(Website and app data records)
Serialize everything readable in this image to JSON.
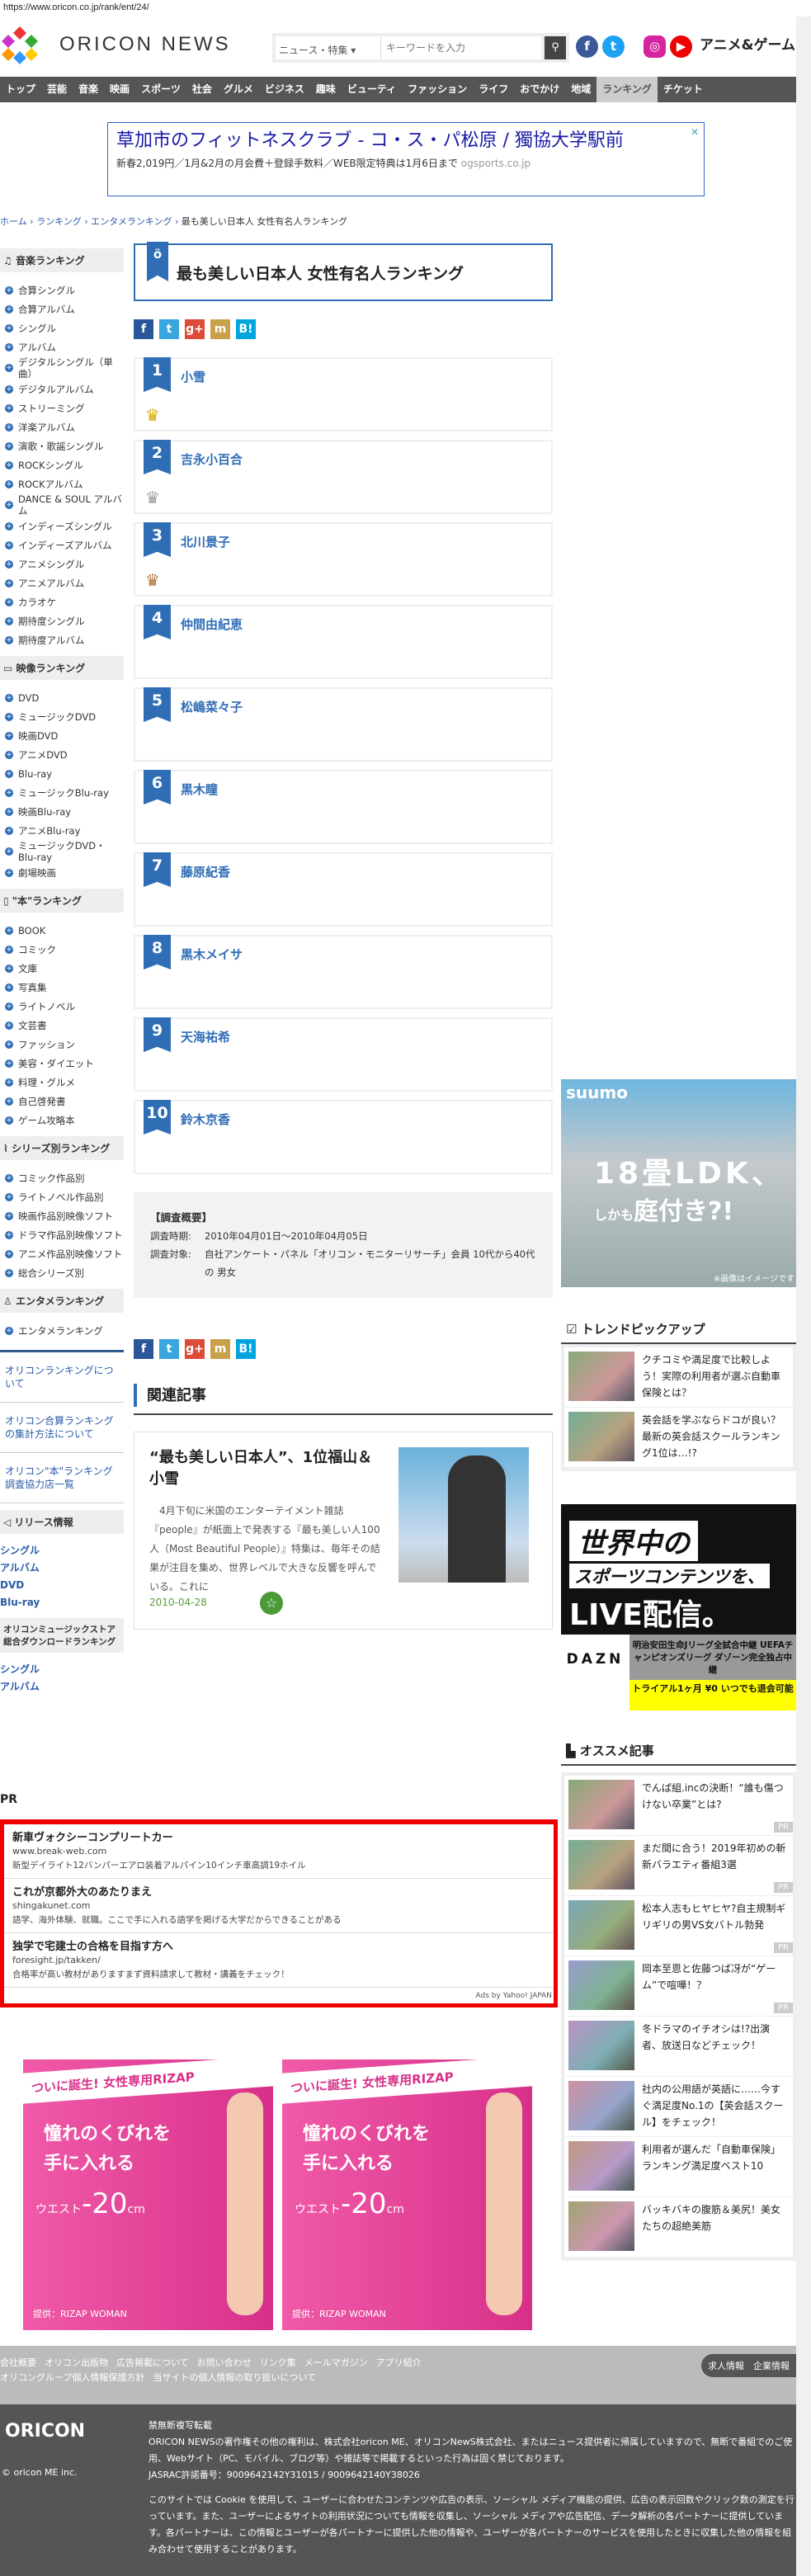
{
  "url": "https://www.oricon.co.jp/rank/ent/24/",
  "header": {
    "brand": "ORICON NEWS",
    "search_category": "ニュース・特集 ▾",
    "search_placeholder": "キーワードを入力",
    "anime_game": "アニメ&ゲーム"
  },
  "nav": [
    "トップ",
    "芸能",
    "音楽",
    "映画",
    "スポーツ",
    "社会",
    "グルメ",
    "ビジネス",
    "趣味",
    "ビューティ",
    "ファッション",
    "ライフ",
    "おでかけ",
    "地域",
    "ランキング",
    "チケット"
  ],
  "top_ad": {
    "title": "草加市のフィットネスクラブ - コ・ス・パ松原 / 獨協大学駅前",
    "desc": "新春2,019円／1月&2月の月会費＋登録手数料／WEB限定特典は1月6日まで",
    "domain": "ogsports.co.jp"
  },
  "breadcrumb": [
    "ホーム",
    "ランキング",
    "エンタメランキング",
    "最も美しい日本人 女性有名人ランキング"
  ],
  "sidebar": {
    "music": {
      "title": "音楽ランキング",
      "items": [
        "合算シングル",
        "合算アルバム",
        "シングル",
        "アルバム",
        "デジタルシングル（単曲）",
        "デジタルアルバム",
        "ストリーミング",
        "洋楽アルバム",
        "演歌・歌謡シングル",
        "ROCKシングル",
        "ROCKアルバム",
        "DANCE & SOUL アルバム",
        "インディーズシングル",
        "インディーズアルバム",
        "アニメシングル",
        "アニメアルバム",
        "カラオケ",
        "期待度シングル",
        "期待度アルバム"
      ]
    },
    "video": {
      "title": "映像ランキング",
      "items": [
        "DVD",
        "ミュージックDVD",
        "映画DVD",
        "アニメDVD",
        "Blu-ray",
        "ミュージックBlu-ray",
        "映画Blu-ray",
        "アニメBlu-ray",
        "ミュージックDVD・Blu-ray",
        "劇場映画"
      ]
    },
    "book": {
      "title": "\"本\"ランキング",
      "items": [
        "BOOK",
        "コミック",
        "文庫",
        "写真集",
        "ライトノベル",
        "文芸書",
        "ファッション",
        "美容・ダイエット",
        "料理・グルメ",
        "自己啓発書",
        "ゲーム攻略本"
      ]
    },
    "series": {
      "title": "シリーズ別ランキング",
      "items": [
        "コミック作品別",
        "ライトノベル作品別",
        "映画作品別映像ソフト",
        "ドラマ作品別映像ソフト",
        "アニメ作品別映像ソフト",
        "総合シリーズ別"
      ]
    },
    "ent": {
      "title": "エンタメランキング",
      "items": [
        "エンタメランキング"
      ]
    },
    "links": [
      "オリコンランキングについて",
      "オリコン合算ランキングの集計方法について",
      "オリコン\"本\"ランキング調査協力店一覧"
    ],
    "release": {
      "title": "リリース情報",
      "items": [
        "シングル",
        "アルバム",
        "DVD",
        "Blu-ray"
      ]
    },
    "store": {
      "title": "オリコンミュージックストア総合ダウンロードランキング",
      "items": [
        "シングル",
        "アルバム"
      ]
    }
  },
  "main": {
    "title": "最も美しい日本人 女性有名人ランキング",
    "share": [
      "f",
      "t",
      "g+",
      "m",
      "B!"
    ],
    "ranks": [
      {
        "n": "1",
        "name": "小雪",
        "crown": "gold"
      },
      {
        "n": "2",
        "name": "吉永小百合",
        "crown": "silver"
      },
      {
        "n": "3",
        "name": "北川景子",
        "crown": "bronze"
      },
      {
        "n": "4",
        "name": "仲間由紀恵"
      },
      {
        "n": "5",
        "name": "松嶋菜々子"
      },
      {
        "n": "6",
        "name": "黒木瞳"
      },
      {
        "n": "7",
        "name": "藤原紀香"
      },
      {
        "n": "8",
        "name": "黒木メイサ"
      },
      {
        "n": "9",
        "name": "天海祐希"
      },
      {
        "n": "10",
        "name": "鈴木京香"
      }
    ],
    "survey": {
      "heading": "【調査概要】",
      "period_label": "調査時期:",
      "period": "2010年04月01日～2010年04月05日",
      "target_label": "調査対象:",
      "target": "自社アンケート・パネル「オリコン・モニターリサーチ」会員 10代から40代 の 男女"
    },
    "related_heading": "関連記事",
    "article": {
      "title": "“最も美しい日本人”、1位福山＆小雪",
      "excerpt": "4月下旬に米国のエンターテイメント雑誌『people』が紙面上で発表する『最も美しい人100人（Most Beautiful People）』特集は、毎年その結果が注目を集め、世界レベルで大きな反響を呼んでいる。これに",
      "date": "2010-04-28"
    }
  },
  "pr": {
    "label": "PR",
    "ads": [
      {
        "title": "新車ヴォクシーコンプリートカー",
        "url": "www.break-web.com",
        "desc": "新型デイライト12バンパーエアロ装着アルパイン10インチ車高調19ホイル"
      },
      {
        "title": "これが京都外大のあたりまえ",
        "url": "shingakunet.com",
        "desc": "語学、海外体験、就職。ここで手に入れる語学を掲げる大学だからできることがある"
      },
      {
        "title": "独学で宅建士の合格を目指す方へ",
        "url": "foresight.jp/takken/",
        "desc": "合格率が高い教材がありますまず資料請求して教材・講義をチェック！"
      }
    ],
    "credit": "Ads by Yahoo! JAPAN"
  },
  "rizap": {
    "top": "ついに誕生! 女性専用RIZAP",
    "main": "憧れのくびれを手に入れる",
    "waist": "ウエスト",
    "num": "-20",
    "unit": "cm",
    "credit": "提供：RIZAP WOMAN"
  },
  "right": {
    "suumo": {
      "logo": "suumo",
      "h1": "18畳LDK、",
      "h2a": "しかも",
      "h2b": "庭付き?!",
      "note": "※画像はイメージです"
    },
    "trend_heading": "トレンドピックアップ",
    "trend": [
      "クチコミや満足度で比較しよう！実際の利用者が選ぶ自動車保険とは？",
      "英会話を学ぶならドコが良い？最新の英会話スクールランキング1位は…!?"
    ],
    "dazn": {
      "a": "世界中の",
      "b": "スポーツコンテンツを、",
      "c": "LIVE配信。",
      "logo": "DAZN",
      "g": "明治安田生命Jリーグ全試合中継 UEFAチャンピオンズリーグ ダゾーン完全独占中継",
      "y": "トライアル1ヶ月 ¥0 いつでも退会可能"
    },
    "rec_heading": "オススメ記事",
    "rec": [
      {
        "t": "でんぱ組.incの決断！“誰も傷つけない卒業”とは?",
        "pr": "PR"
      },
      {
        "t": "まだ間に合う！2019年初めの斬新バラエティ番組3選",
        "pr": "PR"
      },
      {
        "t": "松本人志もヒヤヒヤ?自主規制ギリギリの男VS女バトル勃発",
        "pr": "PR"
      },
      {
        "t": "岡本至恩と佐藤つば冴が“ゲーム”で喧嘩！？",
        "pr": "PR"
      },
      {
        "t": "冬ドラマのイチオシは!?出演者、放送日などチェック！"
      },
      {
        "t": "社内の公用語が英語に……今すぐ満足度No.1の【英会話スクール】をチェック！"
      },
      {
        "t": "利用者が選んだ「自動車保険」ランキング満足度ベスト10"
      },
      {
        "t": "バッキバキの腹筋＆美尻！美女たちの超絶美筋"
      }
    ]
  },
  "footer": {
    "links1": [
      "会社概要",
      "オリコン出版物",
      "広告掲載について",
      "お問い合わせ",
      "リンク集",
      "メールマガジン",
      "アプリ紹介"
    ],
    "links2": [
      "オリコングループ個人情報保護方針",
      "当サイトの個人情報の取り扱いについて"
    ],
    "jobs": "求人情報",
    "corp": "企業情報",
    "logo": "ORICON",
    "copyright": "© oricon ME inc.",
    "notice_title": "禁無断複写転載",
    "notice": "ORICON NEWSの著作権その他の権利は、株式会社oricon ME、オリコンNewS株式会社、またはニュース提供者に帰属していますので、無断で番組でのご使用、Webサイト（PC、モバイル、ブログ等）や雑誌等で掲載するといった行為は固く禁じております。",
    "jasrac": "JASRAC許諾番号：9009642142Y31015 / 9009642140Y38026",
    "cookie": "このサイトでは Cookie を使用して、ユーザーに合わせたコンテンツや広告の表示、ソーシャル メディア機能の提供、広告の表示回数やクリック数の測定を行っています。また、ユーザーによるサイトの利用状況についても情報を収集し、ソーシャル メディアや広告配信、データ解析の各パートナーに提供しています。各パートナーは、この情報とユーザーが各パートナーに提供した他の情報や、ユーザーが各パートナーのサービスを使用したときに収集した他の情報を組み合わせて使用することがあります。"
  }
}
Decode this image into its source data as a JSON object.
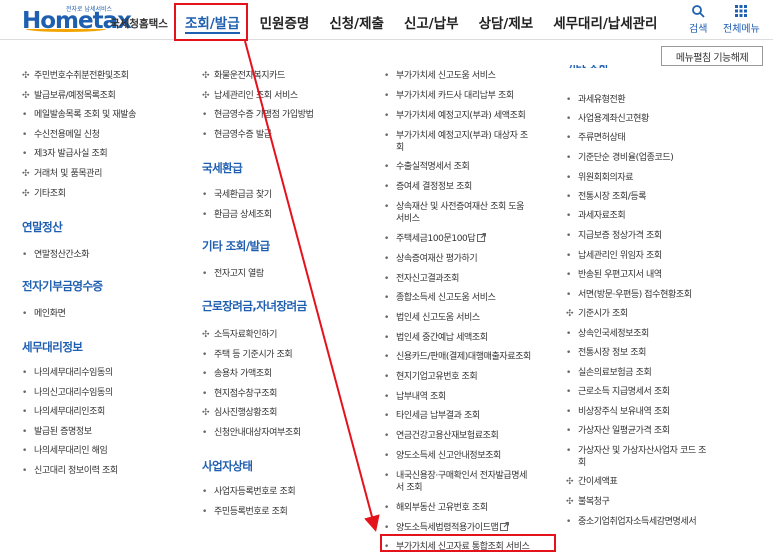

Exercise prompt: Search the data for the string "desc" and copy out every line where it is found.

Output of the task:
    "desc": "新春2,019円／1月&2月の月会費＋登録手数料／WEB限定特典は1月6日まで",
        "desc": "新型デイライト12バンパーエアロ装着アルパイン10インチ車高調19ホイル"
        "desc": "語学、海外体験、就職。ここで手に入れる語学を掲げる大学だからできることがある"
        "desc": "合格率が高い教材がありますまず資料請求して教材・講義をチェック！"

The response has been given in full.